Task instructions »
A single number is the answer: the count of lines below that contain "this".

[Dataset rows describing interfaces]
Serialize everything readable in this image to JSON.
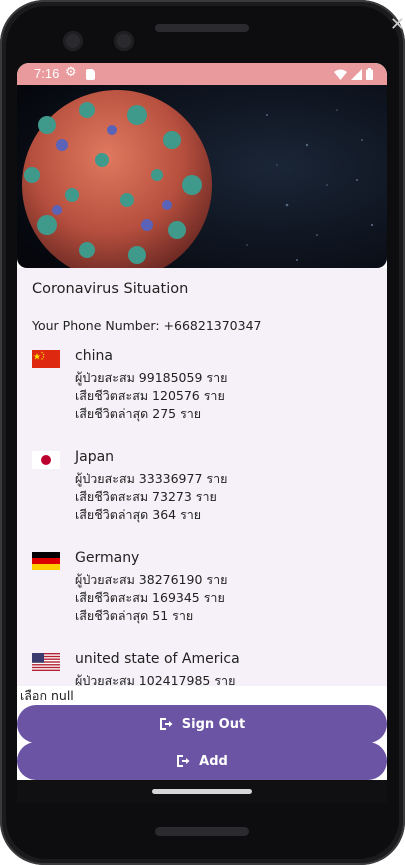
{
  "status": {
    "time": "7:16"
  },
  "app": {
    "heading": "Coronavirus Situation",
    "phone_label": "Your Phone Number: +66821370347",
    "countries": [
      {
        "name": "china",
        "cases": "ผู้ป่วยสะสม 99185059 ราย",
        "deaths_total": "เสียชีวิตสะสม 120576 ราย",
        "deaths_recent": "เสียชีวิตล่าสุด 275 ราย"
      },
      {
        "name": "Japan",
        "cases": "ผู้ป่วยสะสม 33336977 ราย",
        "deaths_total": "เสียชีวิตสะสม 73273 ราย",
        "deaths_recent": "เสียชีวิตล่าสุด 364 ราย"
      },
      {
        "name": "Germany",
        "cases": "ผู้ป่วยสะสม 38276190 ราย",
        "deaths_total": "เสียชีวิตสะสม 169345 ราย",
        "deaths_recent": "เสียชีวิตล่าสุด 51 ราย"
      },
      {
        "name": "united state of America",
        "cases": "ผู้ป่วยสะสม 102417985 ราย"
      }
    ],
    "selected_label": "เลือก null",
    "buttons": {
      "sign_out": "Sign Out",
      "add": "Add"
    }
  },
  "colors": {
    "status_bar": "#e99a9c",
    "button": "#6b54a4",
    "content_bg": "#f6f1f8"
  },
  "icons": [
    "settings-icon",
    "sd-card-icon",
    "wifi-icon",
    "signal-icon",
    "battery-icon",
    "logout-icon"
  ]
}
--
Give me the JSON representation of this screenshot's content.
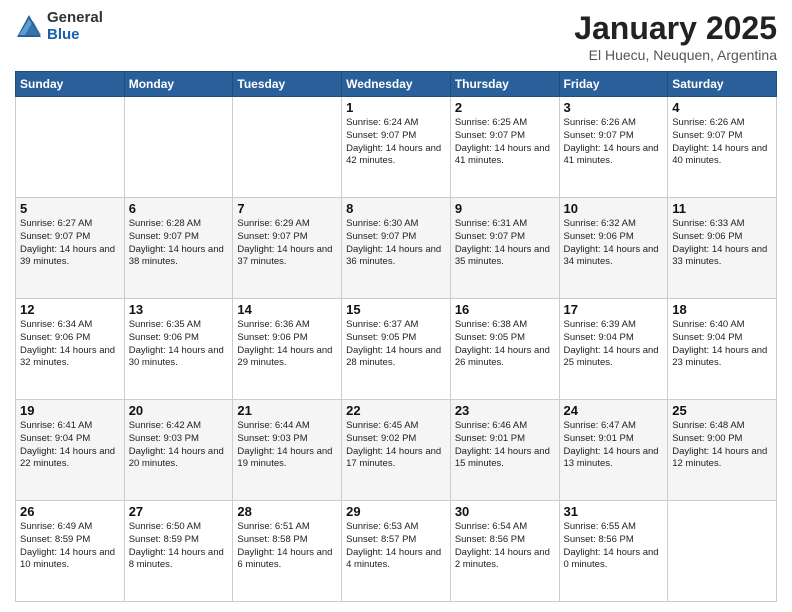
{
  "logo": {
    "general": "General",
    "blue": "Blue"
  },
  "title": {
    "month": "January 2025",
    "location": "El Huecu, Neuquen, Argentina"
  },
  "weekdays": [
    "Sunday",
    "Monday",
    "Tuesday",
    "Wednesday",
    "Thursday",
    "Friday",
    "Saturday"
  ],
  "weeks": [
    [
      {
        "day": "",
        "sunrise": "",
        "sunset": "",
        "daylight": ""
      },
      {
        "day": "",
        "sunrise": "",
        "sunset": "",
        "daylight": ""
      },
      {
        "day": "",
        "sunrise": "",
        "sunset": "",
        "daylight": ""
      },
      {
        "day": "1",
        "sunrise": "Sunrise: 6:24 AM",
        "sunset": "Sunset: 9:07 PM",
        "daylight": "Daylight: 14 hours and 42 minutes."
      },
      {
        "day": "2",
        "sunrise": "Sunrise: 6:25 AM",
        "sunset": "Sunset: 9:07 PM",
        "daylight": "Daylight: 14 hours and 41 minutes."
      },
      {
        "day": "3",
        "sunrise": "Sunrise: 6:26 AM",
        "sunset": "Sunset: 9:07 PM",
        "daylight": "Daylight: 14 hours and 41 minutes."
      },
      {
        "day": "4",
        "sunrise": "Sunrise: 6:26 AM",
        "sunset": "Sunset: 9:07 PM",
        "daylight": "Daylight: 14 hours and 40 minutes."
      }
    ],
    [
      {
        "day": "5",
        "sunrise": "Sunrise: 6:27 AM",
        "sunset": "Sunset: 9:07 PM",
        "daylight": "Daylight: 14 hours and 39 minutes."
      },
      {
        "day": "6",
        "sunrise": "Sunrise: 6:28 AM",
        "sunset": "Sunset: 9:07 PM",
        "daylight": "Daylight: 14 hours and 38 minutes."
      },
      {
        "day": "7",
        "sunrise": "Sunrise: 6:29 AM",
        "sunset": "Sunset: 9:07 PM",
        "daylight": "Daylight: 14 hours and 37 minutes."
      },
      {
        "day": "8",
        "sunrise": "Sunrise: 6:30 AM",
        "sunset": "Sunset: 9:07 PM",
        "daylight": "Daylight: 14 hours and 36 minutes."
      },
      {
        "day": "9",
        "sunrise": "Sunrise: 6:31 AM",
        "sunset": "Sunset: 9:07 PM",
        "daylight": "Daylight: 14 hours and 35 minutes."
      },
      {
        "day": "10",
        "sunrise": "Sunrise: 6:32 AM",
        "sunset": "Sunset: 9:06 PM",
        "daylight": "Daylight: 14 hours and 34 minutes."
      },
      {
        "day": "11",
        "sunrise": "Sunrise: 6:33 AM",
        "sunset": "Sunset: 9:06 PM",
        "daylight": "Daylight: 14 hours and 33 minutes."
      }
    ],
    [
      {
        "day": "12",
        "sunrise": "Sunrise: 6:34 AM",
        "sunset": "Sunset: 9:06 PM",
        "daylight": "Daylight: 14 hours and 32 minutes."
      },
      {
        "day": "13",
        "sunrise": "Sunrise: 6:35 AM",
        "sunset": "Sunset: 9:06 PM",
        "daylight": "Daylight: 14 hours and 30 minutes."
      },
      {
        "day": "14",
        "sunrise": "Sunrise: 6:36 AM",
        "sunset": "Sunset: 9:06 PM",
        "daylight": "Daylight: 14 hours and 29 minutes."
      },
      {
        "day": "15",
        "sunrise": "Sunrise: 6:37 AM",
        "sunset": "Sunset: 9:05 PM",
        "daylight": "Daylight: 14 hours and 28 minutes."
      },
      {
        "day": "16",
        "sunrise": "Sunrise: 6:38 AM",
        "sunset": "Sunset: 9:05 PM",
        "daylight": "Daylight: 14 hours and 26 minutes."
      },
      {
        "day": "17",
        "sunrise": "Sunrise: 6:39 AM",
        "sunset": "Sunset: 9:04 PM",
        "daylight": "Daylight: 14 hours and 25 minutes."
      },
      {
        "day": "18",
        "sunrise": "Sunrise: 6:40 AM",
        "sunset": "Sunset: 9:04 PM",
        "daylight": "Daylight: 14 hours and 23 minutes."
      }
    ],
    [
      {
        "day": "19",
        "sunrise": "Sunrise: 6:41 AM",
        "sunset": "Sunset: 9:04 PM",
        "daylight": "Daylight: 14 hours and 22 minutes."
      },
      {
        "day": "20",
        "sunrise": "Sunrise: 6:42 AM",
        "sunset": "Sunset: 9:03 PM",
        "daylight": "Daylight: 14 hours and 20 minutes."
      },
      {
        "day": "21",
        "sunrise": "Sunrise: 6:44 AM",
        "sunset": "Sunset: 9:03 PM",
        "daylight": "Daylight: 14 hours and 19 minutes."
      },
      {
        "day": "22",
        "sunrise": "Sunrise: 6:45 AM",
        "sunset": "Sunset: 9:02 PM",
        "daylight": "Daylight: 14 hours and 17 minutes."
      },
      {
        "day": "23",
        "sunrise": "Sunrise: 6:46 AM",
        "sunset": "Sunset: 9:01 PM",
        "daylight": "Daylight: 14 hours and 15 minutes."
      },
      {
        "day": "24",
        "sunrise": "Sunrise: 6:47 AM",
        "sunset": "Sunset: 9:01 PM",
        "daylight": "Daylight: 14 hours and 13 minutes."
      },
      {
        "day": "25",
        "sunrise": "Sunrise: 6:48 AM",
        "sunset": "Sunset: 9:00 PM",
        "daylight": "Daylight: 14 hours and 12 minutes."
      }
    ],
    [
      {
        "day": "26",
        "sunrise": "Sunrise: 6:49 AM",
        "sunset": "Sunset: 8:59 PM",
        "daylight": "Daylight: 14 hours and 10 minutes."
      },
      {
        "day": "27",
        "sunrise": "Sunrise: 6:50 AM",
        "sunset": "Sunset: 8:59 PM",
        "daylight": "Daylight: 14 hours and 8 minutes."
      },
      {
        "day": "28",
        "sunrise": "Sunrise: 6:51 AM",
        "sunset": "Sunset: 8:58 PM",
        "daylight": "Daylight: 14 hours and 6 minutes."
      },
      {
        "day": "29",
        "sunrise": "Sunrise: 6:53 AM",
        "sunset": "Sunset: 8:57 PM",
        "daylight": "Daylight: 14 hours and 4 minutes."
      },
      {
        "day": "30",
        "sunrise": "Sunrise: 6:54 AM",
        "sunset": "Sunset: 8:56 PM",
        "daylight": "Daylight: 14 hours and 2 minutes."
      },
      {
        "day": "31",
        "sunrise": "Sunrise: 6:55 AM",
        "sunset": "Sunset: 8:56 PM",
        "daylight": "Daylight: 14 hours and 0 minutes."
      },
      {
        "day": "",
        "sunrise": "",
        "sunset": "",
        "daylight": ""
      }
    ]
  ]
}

Answer space »
2